On February 2nd, the President unveiled his new $4 trillion proposed budget for FY 2016. Obviously the federal government was paying close attention, but state and local governments were also on high alert. The reason? Simple: the President’s budget also provides funding to states and localities in several different areas like transportation, education and infrastructure.
One of the most talked about features of the President’s budget was the end of caps on discretionary spending. Liz Farmer, Public Finance Writer at Governing, explained the situation to us.
“Caps spending are yearly appropriations encompassing nearly every government function,” she said. “They have particular impact for state governments in areas such as education, transportation, veteran’s benefits and natural resource protection.”
The end of cap spending would likely mean more flexibility for state-level spending. Cap spending was imposed by the 2011 deficit-reduction deal known as sequestration. In 2013, the strict cuts forced many federal agencies to furlough employees and eventually led to the 2013 federal government shutdown. The strict spending caps also had a major impact on the states."
“The President has called the spending caps ‘mindless austerity,’” said Farmer. “He also acknowledged the fact that the cuts tie up funding for state and local governments is really not the way to grow the economy.”
For state and local entities, discretionary spending caps meant that anything that was primarily or partially funded through federal money was affected. That money includes transportation funding, education-related funding, and police protection-related funding.
“These state agencies had to operate on half steam or not at all. It meant a lot of local and state workers ended up working more than they usually would, and they weren’t sure if they were going to be properly compensated,” explained Farmer.
While the President’s budget calls for the end of cap spending, there is not definitive proof the cuts will be repealed because Congress still has to get their hands on the budget. “I feel safe in saying that the budget as it stands will never ever pass this Congress,” said Farmer. In fact, the last few years have seen more continuing resolutions rather than a formally passed budget. However, Farmer has hope this fiscal year will be different. “There is a real desire to pass a real live budget this time, but you’re certainly going to see Congress attack any kind of increased spending.”
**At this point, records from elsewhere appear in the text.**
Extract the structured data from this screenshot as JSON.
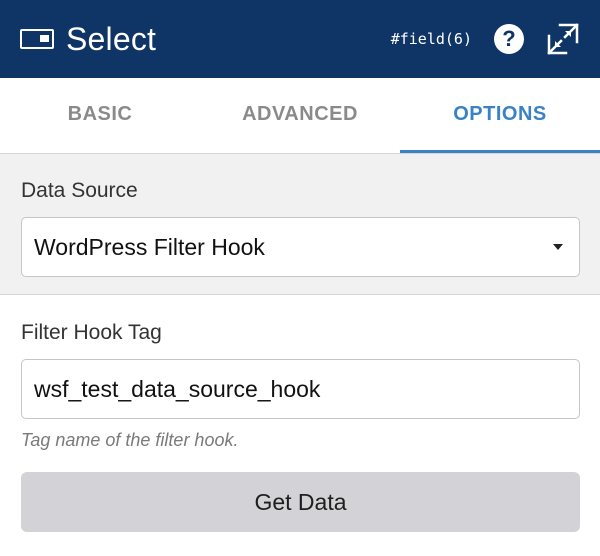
{
  "header": {
    "icon": "select-field-icon",
    "title": "Select",
    "field_id": "#field(6)",
    "help_icon": "question-mark-icon",
    "help_glyph": "?",
    "expand_icon": "expand-arrows-icon",
    "background_color": "#0e3566"
  },
  "tabs": [
    {
      "label": "BASIC",
      "active": false
    },
    {
      "label": "ADVANCED",
      "active": false
    },
    {
      "label": "OPTIONS",
      "active": true
    }
  ],
  "accent_color": "#3a82c4",
  "data_source": {
    "label": "Data Source",
    "selected": "WordPress Filter Hook",
    "dropdown_icon": "caret-down-icon"
  },
  "filter_hook": {
    "label": "Filter Hook Tag",
    "value": "wsf_test_data_source_hook",
    "help_text": "Tag name of the filter hook."
  },
  "get_data_button": {
    "label": "Get Data"
  }
}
Here’s a little breakdown of the budget by its numbers: the proposed budget would lift spending in 2016 by $28 billion. That amounts to a three percent increase. “The White House budget estimates that sticking with the current caps next year would mean the lowest real funding level for research since 2002 – other than when sequestration was in full effect in 2013 – and the lowest real per-pupil funding levels for education since 2000, a major disinvestment in exactly the areas where investment is needed to support growth,” said Farmer.
In particular, the White House budget estimates that federal grants to state and local governments will total $652 billion in 2016, representing a 13 percent increase from 2014. While 13 percent seems like a large increase, Farmer cautioned against being too optimistic. “The 13 percent increase seems really big because they’ve been dealing with single digit increases or zero increases in recent years. But in reality, the 13 percent jump is more like getting spending back on track.”
To learn much more about how the President's budget will affect state and local governments, check out Farmer's post in Governing.
What do you think of the President’s budget?